Task objective: When you reproduce the entries below, keep each one exact and drop any pictures.

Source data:
* * *

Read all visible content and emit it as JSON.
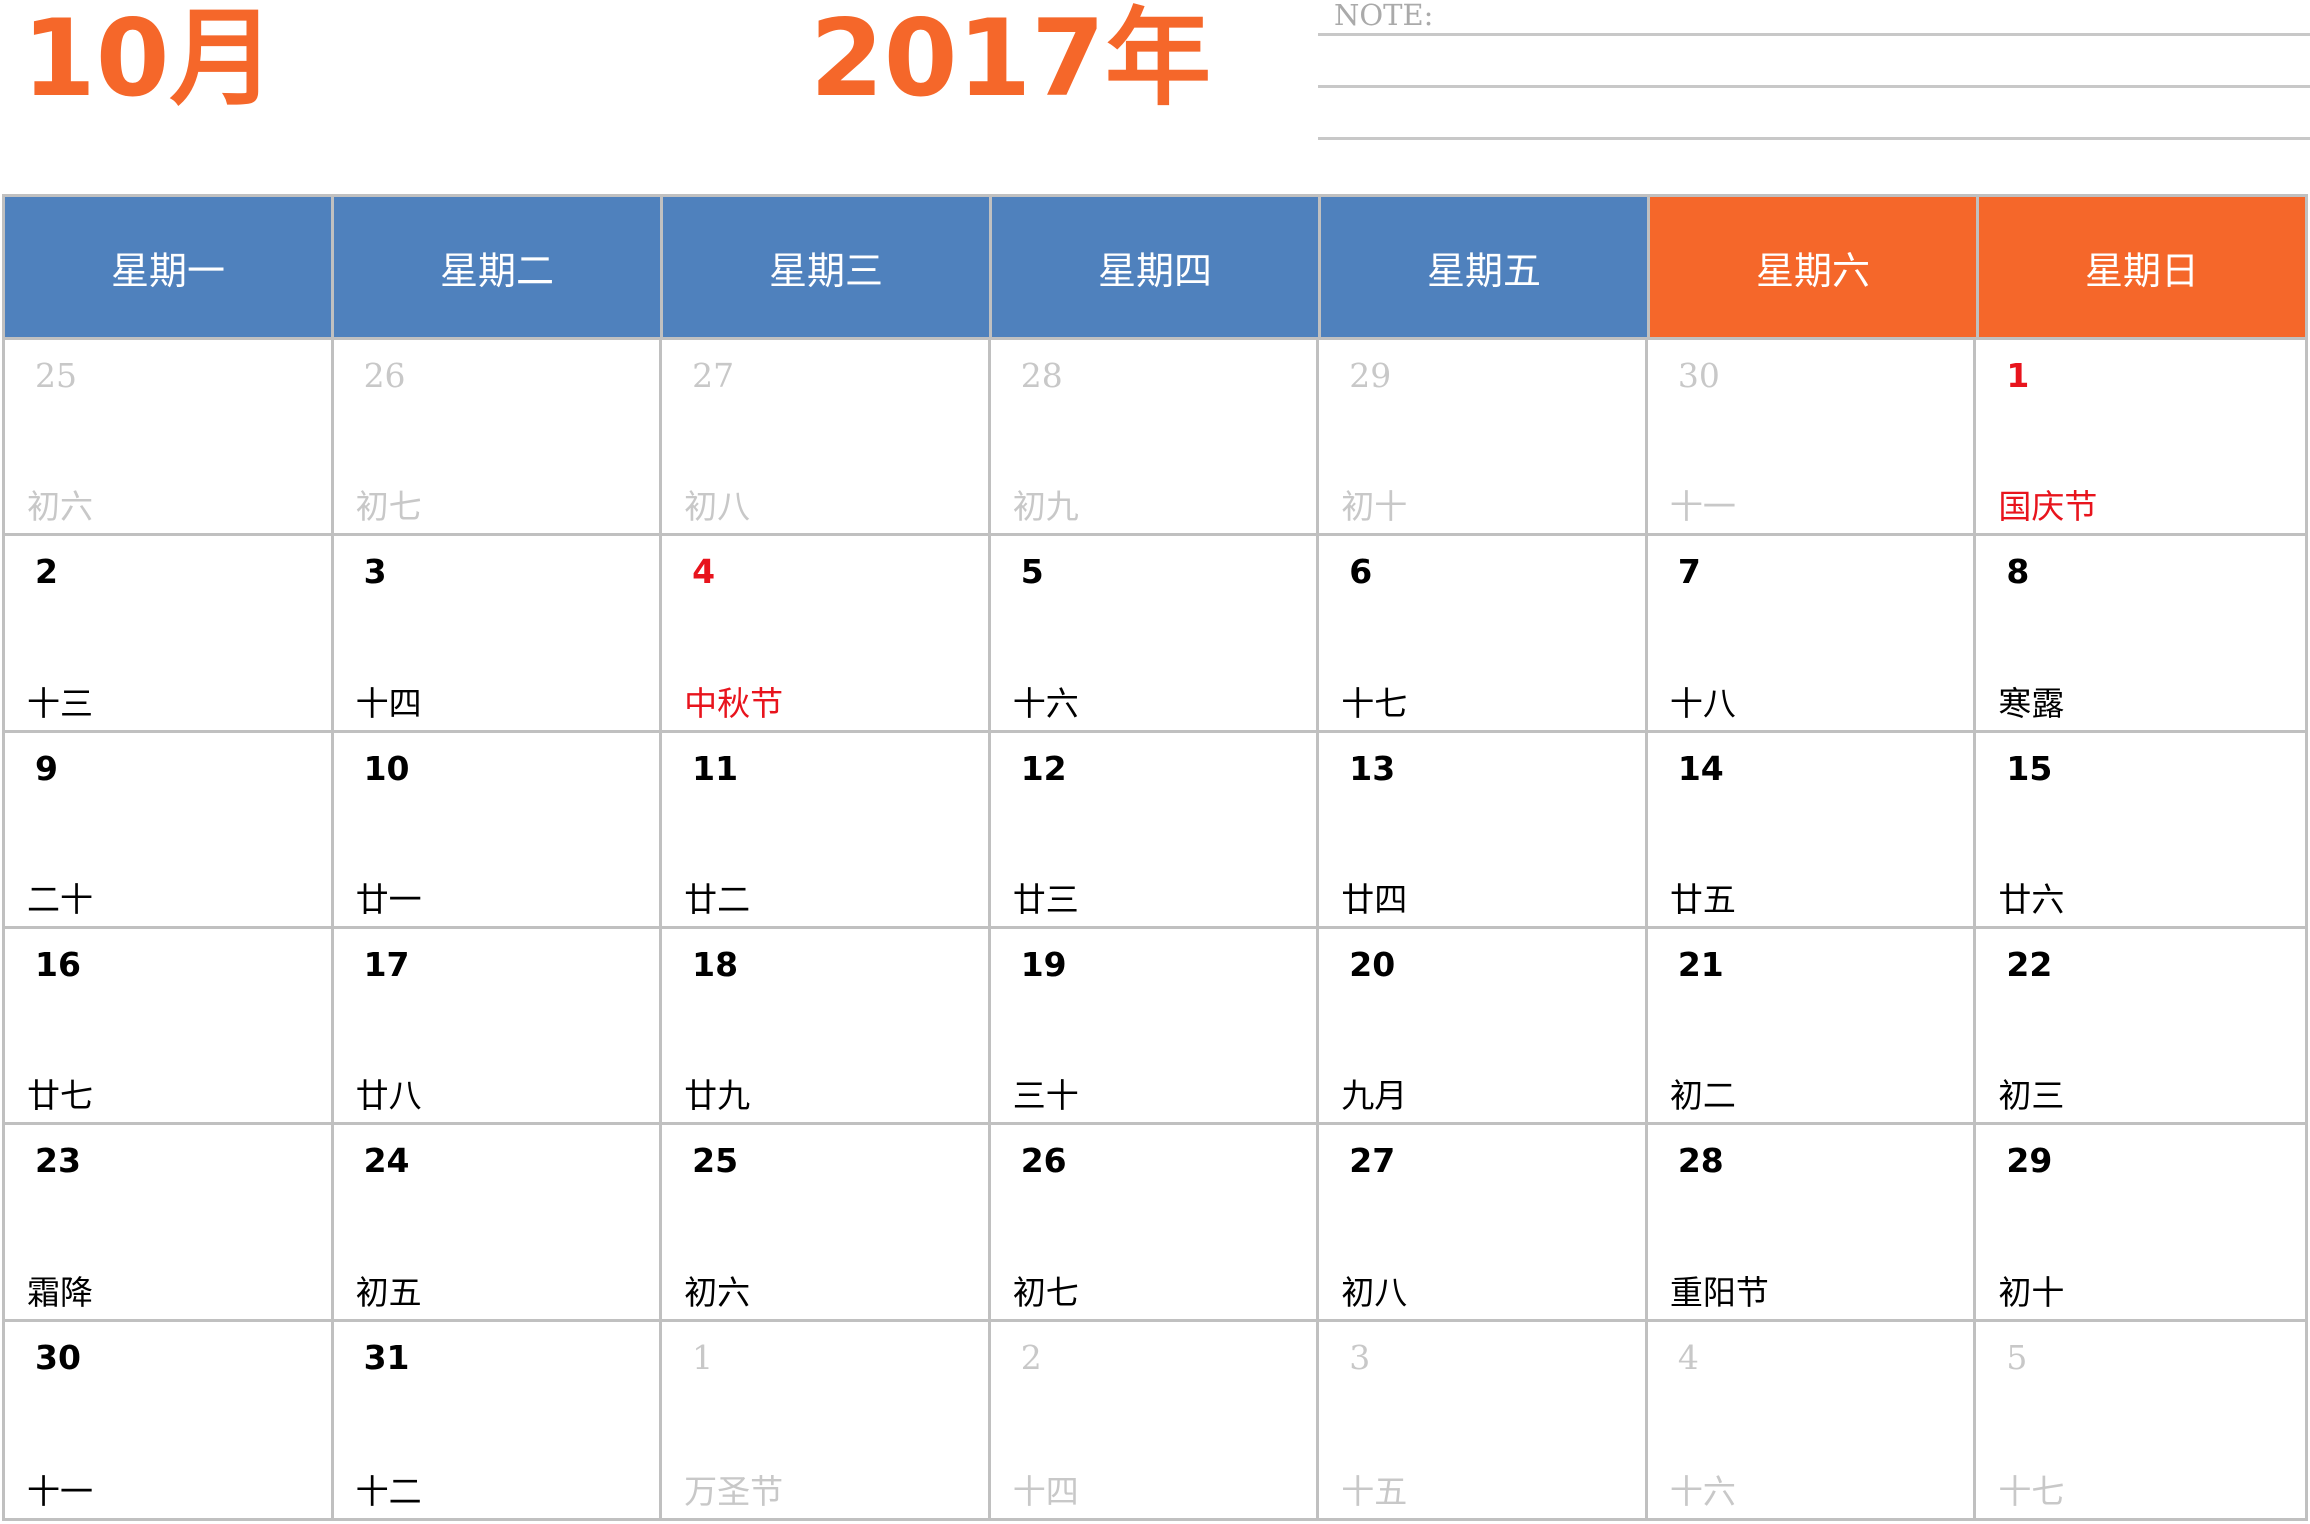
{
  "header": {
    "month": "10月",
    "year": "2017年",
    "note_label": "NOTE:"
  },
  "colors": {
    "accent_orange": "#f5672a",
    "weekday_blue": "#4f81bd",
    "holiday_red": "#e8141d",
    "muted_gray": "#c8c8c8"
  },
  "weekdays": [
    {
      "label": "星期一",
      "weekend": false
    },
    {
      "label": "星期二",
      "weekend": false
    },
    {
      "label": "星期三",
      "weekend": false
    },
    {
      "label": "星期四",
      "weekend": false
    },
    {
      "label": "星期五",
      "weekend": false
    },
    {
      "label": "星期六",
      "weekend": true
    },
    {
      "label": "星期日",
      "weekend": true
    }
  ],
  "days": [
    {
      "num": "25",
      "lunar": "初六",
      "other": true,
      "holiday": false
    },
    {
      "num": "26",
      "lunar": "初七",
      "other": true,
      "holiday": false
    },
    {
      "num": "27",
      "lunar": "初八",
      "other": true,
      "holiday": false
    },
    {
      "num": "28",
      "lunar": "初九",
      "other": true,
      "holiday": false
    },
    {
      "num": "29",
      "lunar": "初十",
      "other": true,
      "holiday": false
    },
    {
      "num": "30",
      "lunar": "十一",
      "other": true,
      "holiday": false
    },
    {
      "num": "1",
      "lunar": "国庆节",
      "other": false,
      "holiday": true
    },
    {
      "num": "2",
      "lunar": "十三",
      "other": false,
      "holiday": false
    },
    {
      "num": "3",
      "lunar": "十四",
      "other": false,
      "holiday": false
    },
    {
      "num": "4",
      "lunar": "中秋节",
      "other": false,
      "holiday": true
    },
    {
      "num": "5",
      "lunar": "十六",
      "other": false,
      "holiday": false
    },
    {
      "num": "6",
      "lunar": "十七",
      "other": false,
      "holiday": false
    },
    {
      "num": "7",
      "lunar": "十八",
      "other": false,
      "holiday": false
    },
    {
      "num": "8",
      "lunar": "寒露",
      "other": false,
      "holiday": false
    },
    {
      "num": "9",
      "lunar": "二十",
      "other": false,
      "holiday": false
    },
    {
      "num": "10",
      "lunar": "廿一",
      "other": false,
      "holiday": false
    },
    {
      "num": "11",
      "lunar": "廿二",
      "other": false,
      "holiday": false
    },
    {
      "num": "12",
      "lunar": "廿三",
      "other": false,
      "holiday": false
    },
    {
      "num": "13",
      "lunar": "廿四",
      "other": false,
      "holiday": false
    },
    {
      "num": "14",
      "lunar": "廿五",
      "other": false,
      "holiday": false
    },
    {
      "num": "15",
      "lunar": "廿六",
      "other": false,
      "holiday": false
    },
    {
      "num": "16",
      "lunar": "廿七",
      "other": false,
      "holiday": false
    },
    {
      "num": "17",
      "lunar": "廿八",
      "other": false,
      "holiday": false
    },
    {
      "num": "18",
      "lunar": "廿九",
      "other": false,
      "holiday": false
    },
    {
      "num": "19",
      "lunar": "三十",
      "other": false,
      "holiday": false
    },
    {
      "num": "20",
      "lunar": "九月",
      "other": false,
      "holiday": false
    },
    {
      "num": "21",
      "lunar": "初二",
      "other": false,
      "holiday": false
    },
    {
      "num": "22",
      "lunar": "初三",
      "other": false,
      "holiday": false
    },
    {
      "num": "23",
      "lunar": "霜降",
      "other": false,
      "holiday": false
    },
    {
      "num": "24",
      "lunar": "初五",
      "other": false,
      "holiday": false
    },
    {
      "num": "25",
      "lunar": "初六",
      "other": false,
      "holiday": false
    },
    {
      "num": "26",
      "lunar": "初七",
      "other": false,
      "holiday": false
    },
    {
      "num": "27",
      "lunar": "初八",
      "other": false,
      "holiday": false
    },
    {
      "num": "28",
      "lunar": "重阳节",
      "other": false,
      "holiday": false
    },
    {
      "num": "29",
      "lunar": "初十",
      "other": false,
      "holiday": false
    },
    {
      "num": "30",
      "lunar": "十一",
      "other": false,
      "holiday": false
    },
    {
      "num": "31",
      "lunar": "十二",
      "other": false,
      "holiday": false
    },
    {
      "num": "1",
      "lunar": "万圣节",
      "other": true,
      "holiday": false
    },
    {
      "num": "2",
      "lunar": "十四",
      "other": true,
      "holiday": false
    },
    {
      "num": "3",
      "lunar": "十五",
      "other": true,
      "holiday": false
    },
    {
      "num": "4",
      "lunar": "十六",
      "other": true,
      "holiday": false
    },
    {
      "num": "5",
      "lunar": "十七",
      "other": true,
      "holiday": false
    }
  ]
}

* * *

Output for this task:
Read all visible content and emit it as JSON.
{
  "header": {
    "month": "10月",
    "year": "2017年",
    "note_label": "NOTE:"
  },
  "colors": {
    "accent_orange": "#f5672a",
    "weekday_blue": "#4f81bd",
    "holiday_red": "#e8141d",
    "muted_gray": "#c8c8c8"
  },
  "weekdays": [
    {
      "label": "星期一",
      "weekend": false
    },
    {
      "label": "星期二",
      "weekend": false
    },
    {
      "label": "星期三",
      "weekend": false
    },
    {
      "label": "星期四",
      "weekend": false
    },
    {
      "label": "星期五",
      "weekend": false
    },
    {
      "label": "星期六",
      "weekend": true
    },
    {
      "label": "星期日",
      "weekend": true
    }
  ],
  "days": [
    {
      "num": "25",
      "lunar": "初六",
      "other": true,
      "holiday": false
    },
    {
      "num": "26",
      "lunar": "初七",
      "other": true,
      "holiday": false
    },
    {
      "num": "27",
      "lunar": "初八",
      "other": true,
      "holiday": false
    },
    {
      "num": "28",
      "lunar": "初九",
      "other": true,
      "holiday": false
    },
    {
      "num": "29",
      "lunar": "初十",
      "other": true,
      "holiday": false
    },
    {
      "num": "30",
      "lunar": "十一",
      "other": true,
      "holiday": false
    },
    {
      "num": "1",
      "lunar": "国庆节",
      "other": false,
      "holiday": true
    },
    {
      "num": "2",
      "lunar": "十三",
      "other": false,
      "holiday": false
    },
    {
      "num": "3",
      "lunar": "十四",
      "other": false,
      "holiday": false
    },
    {
      "num": "4",
      "lunar": "中秋节",
      "other": false,
      "holiday": true
    },
    {
      "num": "5",
      "lunar": "十六",
      "other": false,
      "holiday": false
    },
    {
      "num": "6",
      "lunar": "十七",
      "other": false,
      "holiday": false
    },
    {
      "num": "7",
      "lunar": "十八",
      "other": false,
      "holiday": false
    },
    {
      "num": "8",
      "lunar": "寒露",
      "other": false,
      "holiday": false
    },
    {
      "num": "9",
      "lunar": "二十",
      "other": false,
      "holiday": false
    },
    {
      "num": "10",
      "lunar": "廿一",
      "other": false,
      "holiday": false
    },
    {
      "num": "11",
      "lunar": "廿二",
      "other": false,
      "holiday": false
    },
    {
      "num": "12",
      "lunar": "廿三",
      "other": false,
      "holiday": false
    },
    {
      "num": "13",
      "lunar": "廿四",
      "other": false,
      "holiday": false
    },
    {
      "num": "14",
      "lunar": "廿五",
      "other": false,
      "holiday": false
    },
    {
      "num": "15",
      "lunar": "廿六",
      "other": false,
      "holiday": false
    },
    {
      "num": "16",
      "lunar": "廿七",
      "other": false,
      "holiday": false
    },
    {
      "num": "17",
      "lunar": "廿八",
      "other": false,
      "holiday": false
    },
    {
      "num": "18",
      "lunar": "廿九",
      "other": false,
      "holiday": false
    },
    {
      "num": "19",
      "lunar": "三十",
      "other": false,
      "holiday": false
    },
    {
      "num": "20",
      "lunar": "九月",
      "other": false,
      "holiday": false
    },
    {
      "num": "21",
      "lunar": "初二",
      "other": false,
      "holiday": false
    },
    {
      "num": "22",
      "lunar": "初三",
      "other": false,
      "holiday": false
    },
    {
      "num": "23",
      "lunar": "霜降",
      "other": false,
      "holiday": false
    },
    {
      "num": "24",
      "lunar": "初五",
      "other": false,
      "holiday": false
    },
    {
      "num": "25",
      "lunar": "初六",
      "other": false,
      "holiday": false
    },
    {
      "num": "26",
      "lunar": "初七",
      "other": false,
      "holiday": false
    },
    {
      "num": "27",
      "lunar": "初八",
      "other": false,
      "holiday": false
    },
    {
      "num": "28",
      "lunar": "重阳节",
      "other": false,
      "holiday": false
    },
    {
      "num": "29",
      "lunar": "初十",
      "other": false,
      "holiday": false
    },
    {
      "num": "30",
      "lunar": "十一",
      "other": false,
      "holiday": false
    },
    {
      "num": "31",
      "lunar": "十二",
      "other": false,
      "holiday": false
    },
    {
      "num": "1",
      "lunar": "万圣节",
      "other": true,
      "holiday": false
    },
    {
      "num": "2",
      "lunar": "十四",
      "other": true,
      "holiday": false
    },
    {
      "num": "3",
      "lunar": "十五",
      "other": true,
      "holiday": false
    },
    {
      "num": "4",
      "lunar": "十六",
      "other": true,
      "holiday": false
    },
    {
      "num": "5",
      "lunar": "十七",
      "other": true,
      "holiday": false
    }
  ]
}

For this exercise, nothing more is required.